Try it >> Go through the listing below and show each line that has the word "shreekuberjigroup".

_ _ _ _ _

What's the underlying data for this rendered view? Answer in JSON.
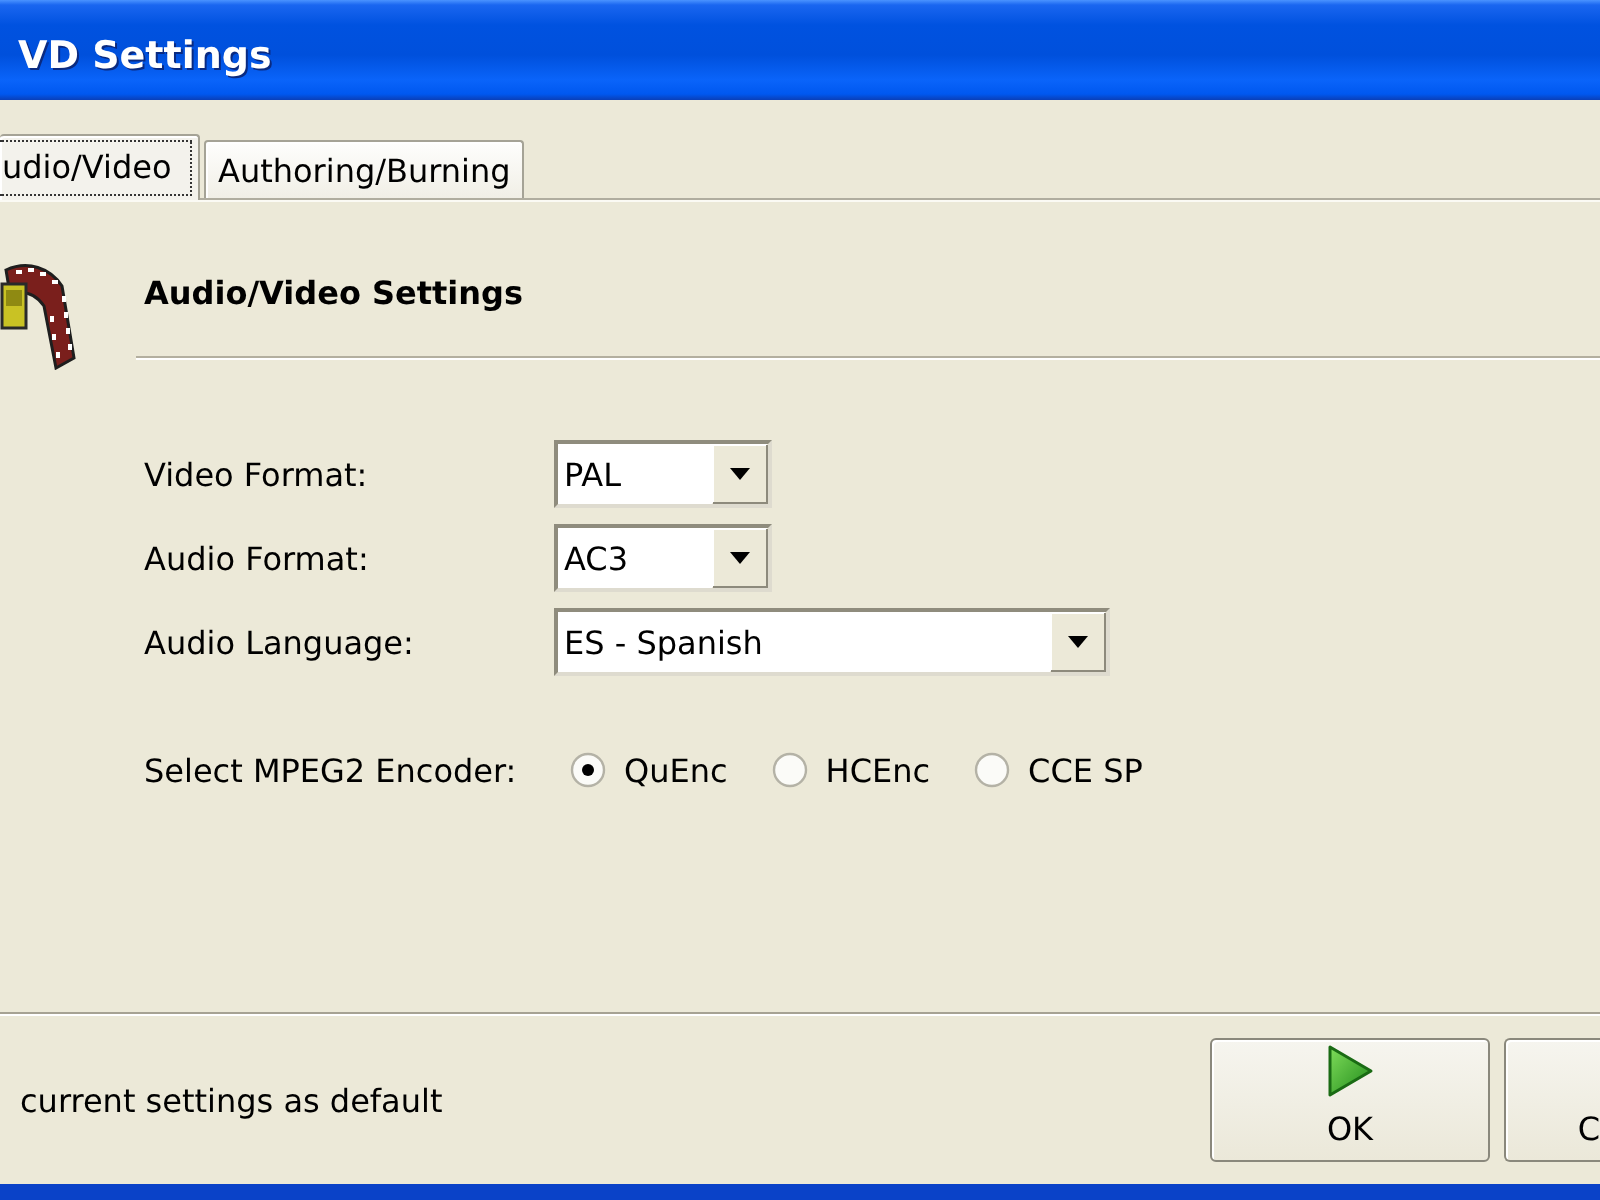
{
  "window": {
    "title": "VD Settings"
  },
  "tabs": [
    {
      "label": "udio/Video",
      "selected": true
    },
    {
      "label": "Authoring/Burning",
      "selected": false
    }
  ],
  "panel": {
    "heading": "Audio/Video Settings",
    "fields": [
      {
        "label": "Video Format:",
        "value": "PAL"
      },
      {
        "label": "Audio Format:",
        "value": "AC3"
      },
      {
        "label": "Audio Language:",
        "value": "ES - Spanish"
      }
    ],
    "encoder": {
      "label": "Select MPEG2 Encoder:",
      "options": [
        {
          "label": "QuEnc",
          "selected": true
        },
        {
          "label": "HCEnc",
          "selected": false
        },
        {
          "label": "CCE SP",
          "selected": false
        }
      ]
    }
  },
  "footer": {
    "note": "current settings as default",
    "buttons": [
      {
        "label": "OK",
        "kind": "play"
      },
      {
        "label": "C",
        "kind": "plain"
      }
    ]
  }
}
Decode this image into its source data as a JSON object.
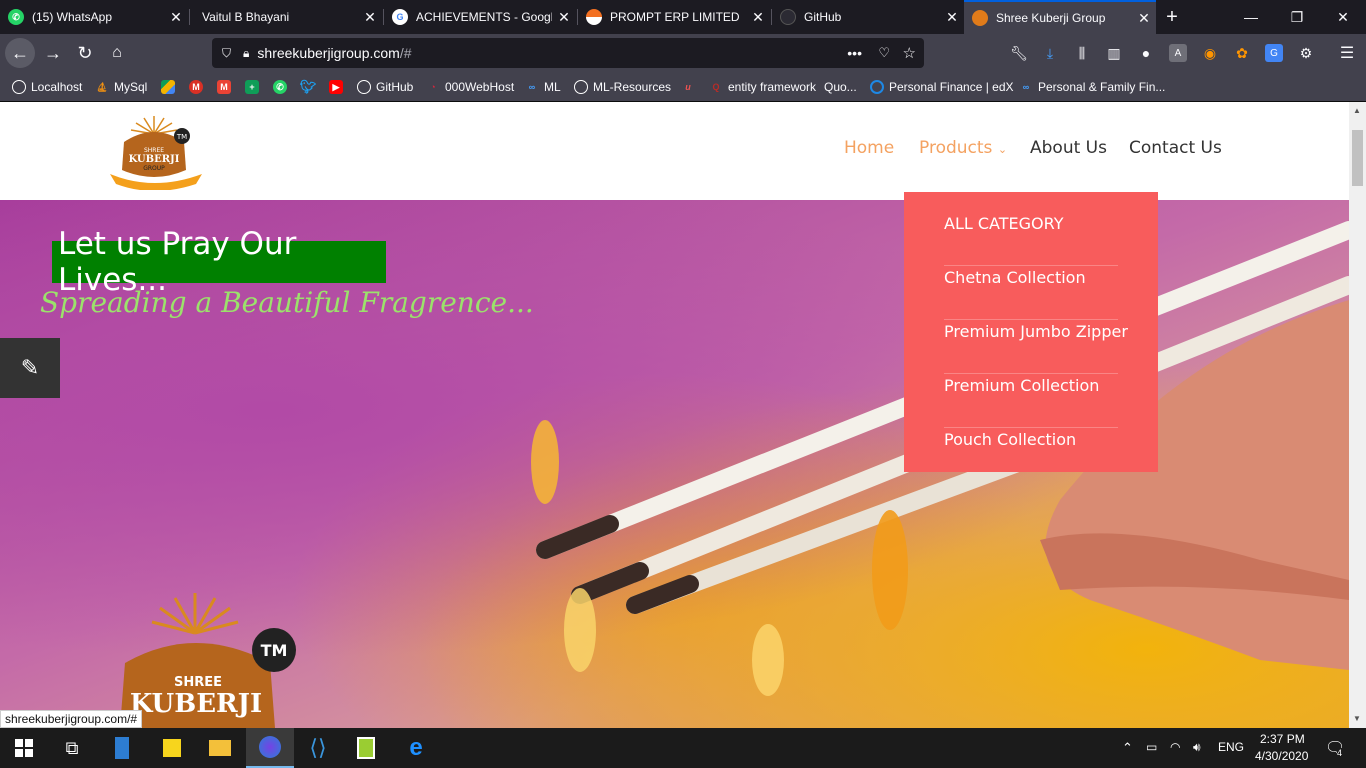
{
  "browser": {
    "tabs": [
      {
        "label": "(15) WhatsApp",
        "icon": "whatsapp-icon"
      },
      {
        "label": "Vaitul B Bhayani",
        "icon": "none"
      },
      {
        "label": "ACHIEVEMENTS - Googl",
        "icon": "google-icon"
      },
      {
        "label": "PROMPT ERP LIMITED",
        "icon": "prompt-icon"
      },
      {
        "label": "GitHub",
        "icon": "github-icon"
      },
      {
        "label": "Shree Kuberji Group",
        "icon": "kuberji-icon"
      }
    ],
    "url_host": "shreekuberjigroup.com",
    "url_rest": "/#",
    "bookmarks": [
      {
        "label": "Localhost",
        "icon": "globe-icon"
      },
      {
        "label": "MySql",
        "icon": "mysql-icon"
      },
      {
        "label": "",
        "icon": "drive-icon"
      },
      {
        "label": "",
        "icon": "gmail-icon"
      },
      {
        "label": "",
        "icon": "gmail-icon"
      },
      {
        "label": "",
        "icon": "sheets-icon"
      },
      {
        "label": "",
        "icon": "whatsapp-icon"
      },
      {
        "label": "",
        "icon": "twitter-icon"
      },
      {
        "label": "",
        "icon": "youtube-icon"
      },
      {
        "label": "GitHub",
        "icon": "github-icon"
      },
      {
        "label": "000WebHost",
        "icon": "webhost-icon"
      },
      {
        "label": "ML",
        "icon": "link-icon"
      },
      {
        "label": "ML-Resources",
        "icon": "globe-icon"
      },
      {
        "label": "",
        "icon": "udemy-icon"
      },
      {
        "label": "entity framework",
        "icon": "quora-icon"
      },
      {
        "label": "Quo...",
        "icon": "none"
      },
      {
        "label": "Personal Finance | edX",
        "icon": "edx-icon"
      },
      {
        "label": "Personal & Family Fin...",
        "icon": "link-icon"
      }
    ]
  },
  "site": {
    "menu": {
      "home": "Home",
      "products": "Products",
      "about": "About Us",
      "contact": "Contact Us"
    },
    "logo": {
      "top": "SHREE",
      "main": "KUBERJI",
      "bottom": "GROUP",
      "tm": "TM"
    },
    "hero_title": "Let us Pray Our Lives...",
    "hero_subtitle": "Spreading a Beautiful Fragrence...",
    "dropdown": [
      "ALL CATEGORY",
      "Chetna Collection",
      "Premium Jumbo Zipper",
      "Premium Collection",
      "Pouch Collection"
    ],
    "status_url": "shreekuberjigroup.com/#"
  },
  "taskbar": {
    "lang": "ENG",
    "time": "2:37 PM",
    "date": "4/30/2020",
    "notifications": "4"
  },
  "colors": {
    "active_menu": "#f4a261",
    "dropdown_bg": "#f85c5c",
    "hero_title_bg": "#008000",
    "hero_subtitle": "#9be26b"
  }
}
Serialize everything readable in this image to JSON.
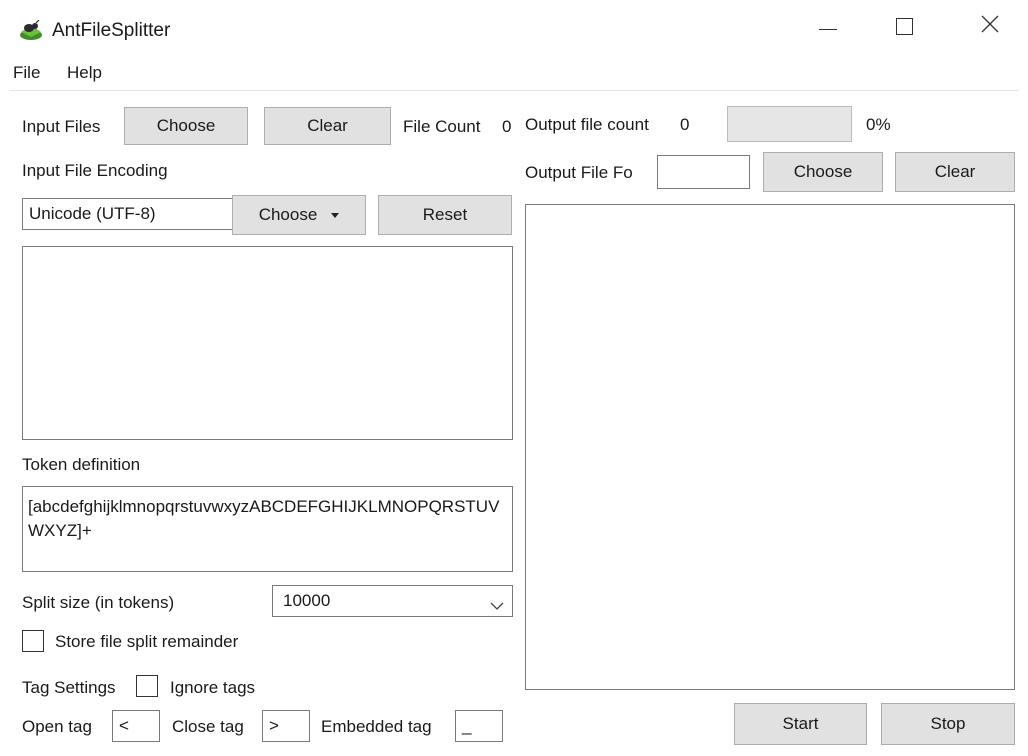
{
  "window": {
    "title": "AntFileSplitter",
    "icon": "ant-app-icon",
    "controls": [
      "minimize-icon",
      "maximize-icon",
      "close-icon"
    ]
  },
  "menu": {
    "file": "File",
    "help": "Help"
  },
  "left": {
    "input_files_label": "Input Files",
    "choose_label": "Choose",
    "clear_label": "Clear",
    "file_count_label": "File Count",
    "file_count_value": "0",
    "encoding_label": "Input File Encoding",
    "encoding_value": "Unicode (UTF-8)",
    "encoding_choose_label": "Choose",
    "reset_label": "Reset",
    "token_definition_label": "Token definition",
    "token_definition_value": "[abcdefghijklmnopqrstuvwxyzABCDEFGHIJKLMNOPQRSTUVWXYZ]+",
    "split_size_label": "Split size (in tokens)",
    "split_size_value": "10000",
    "store_remainder_label": "Store file split remainder",
    "store_remainder_checked": false,
    "tag_settings_label": "Tag Settings",
    "ignore_tags_label": "Ignore tags",
    "ignore_tags_checked": false,
    "open_tag_label": "Open tag",
    "open_tag_value": "<",
    "close_tag_label": "Close tag",
    "close_tag_value": ">",
    "embedded_tag_label": "Embedded tag",
    "embedded_tag_value": "_"
  },
  "right": {
    "output_file_count_label": "Output file count",
    "output_file_count_value": "0",
    "progress_percent": 0,
    "progress_text": "0%",
    "output_folder_label": "Output File Fo",
    "output_folder_value": "",
    "choose_label": "Choose",
    "clear_label": "Clear",
    "start_label": "Start",
    "stop_label": "Stop"
  }
}
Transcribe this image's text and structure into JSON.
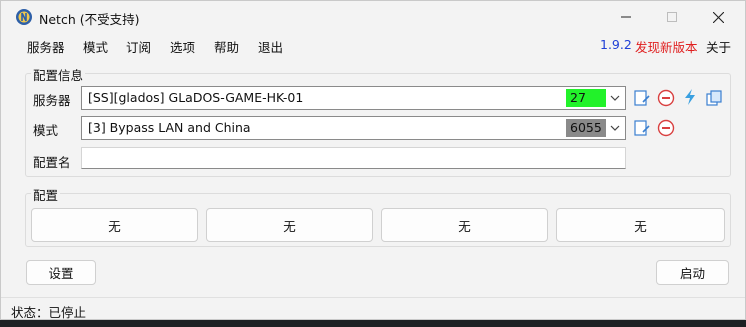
{
  "window": {
    "title": "Netch (不受支持)"
  },
  "menu": {
    "items": [
      "服务器",
      "模式",
      "订阅",
      "选项",
      "帮助",
      "退出"
    ],
    "version": "1.9.2",
    "new_version": "发现新版本",
    "about": "关于"
  },
  "config": {
    "group_title": "配置信息",
    "server_label": "服务器",
    "server_value": "[SS][glados] GLaDOS-GAME-HK-01",
    "server_latency": "27",
    "server_latency_color": "#22f22a",
    "mode_label": "模式",
    "mode_value": "[3] Bypass LAN and China",
    "mode_badge": "6055",
    "mode_badge_color": "#8a8a8a",
    "profile_label": "配置名",
    "profile_value": ""
  },
  "profiles": {
    "group_title": "配置",
    "buttons": [
      "无",
      "无",
      "无",
      "无"
    ]
  },
  "actions": {
    "settings_label": "设置",
    "start_label": "启动"
  },
  "status": {
    "text": "状态：已停止"
  },
  "colors": {
    "accent_blue": "#1f3fd6",
    "accent_red": "#e01f1f",
    "window_bg": "#f3f3f3"
  },
  "icons": [
    "netch-app-icon",
    "minimize-icon",
    "maximize-icon",
    "close-icon",
    "edit-icon",
    "delete-icon",
    "speedtest-icon",
    "copy-icon",
    "chevron-down-icon"
  ]
}
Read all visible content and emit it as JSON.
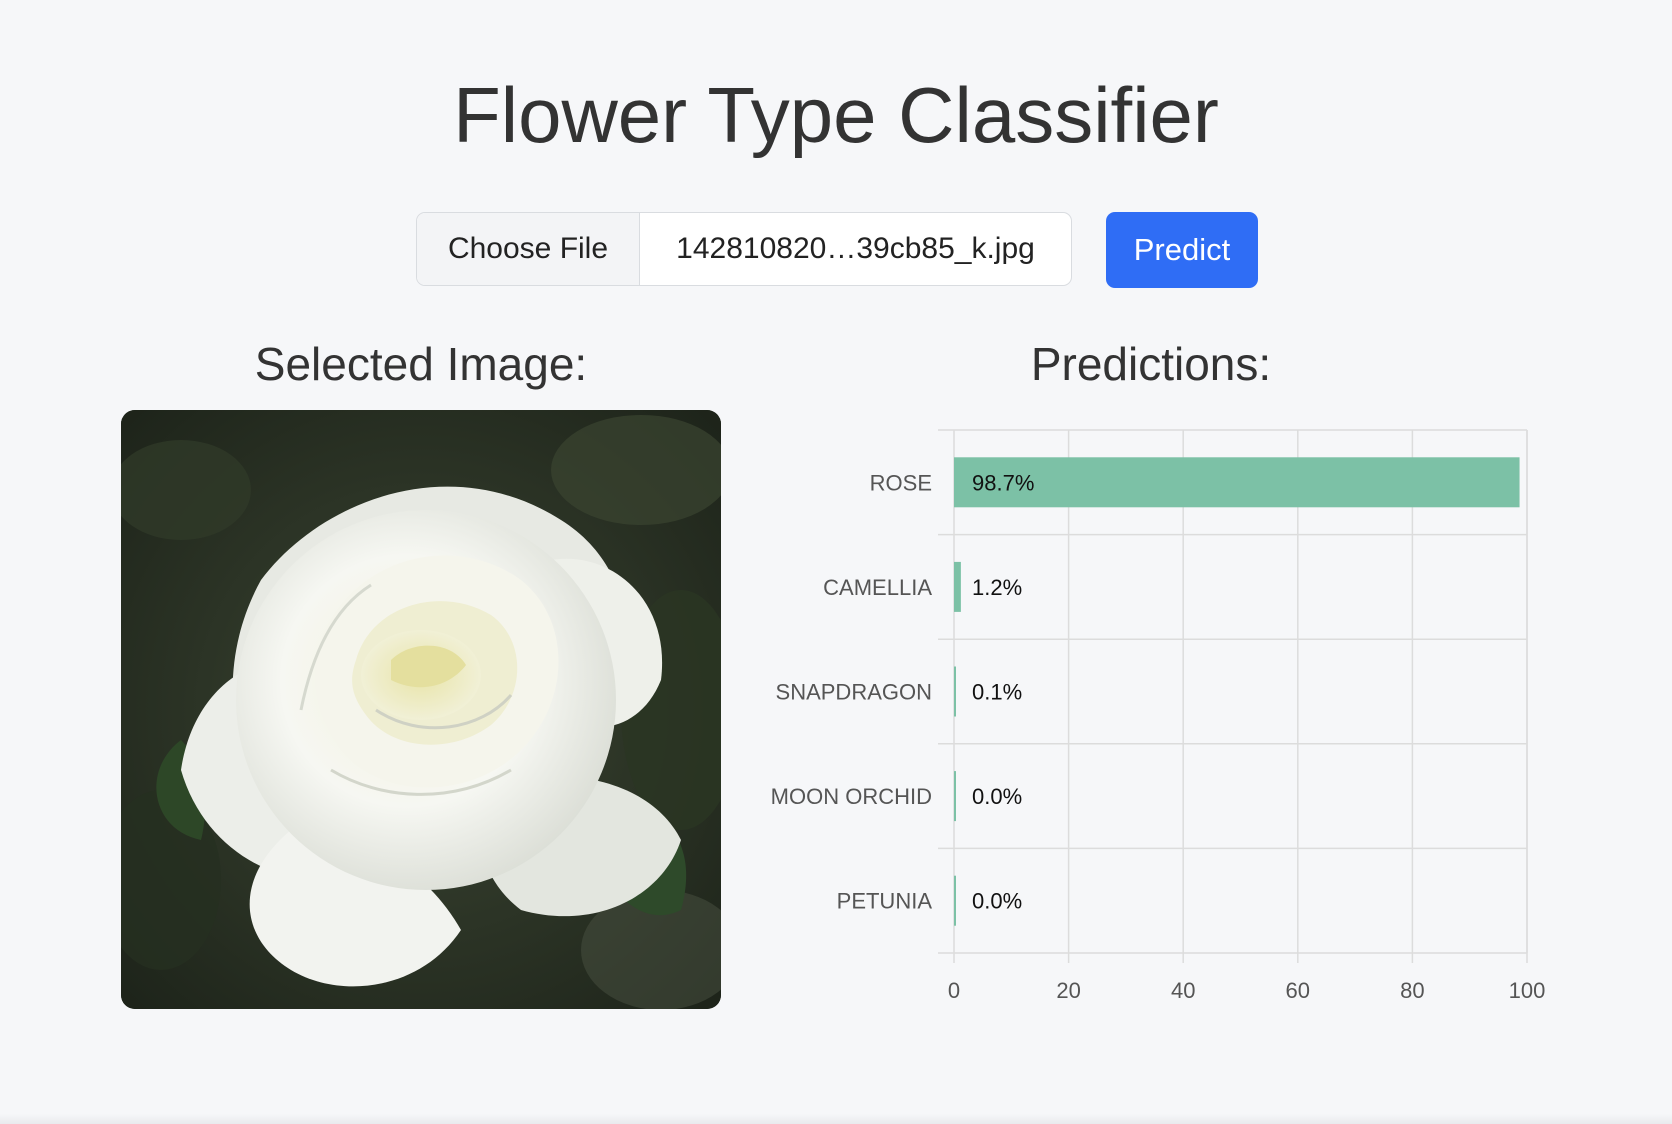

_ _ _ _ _

Your solution >>
    "url_host": "shreekuberjigroup.com",
    "status_url": "shreekuberjigroup.com/#"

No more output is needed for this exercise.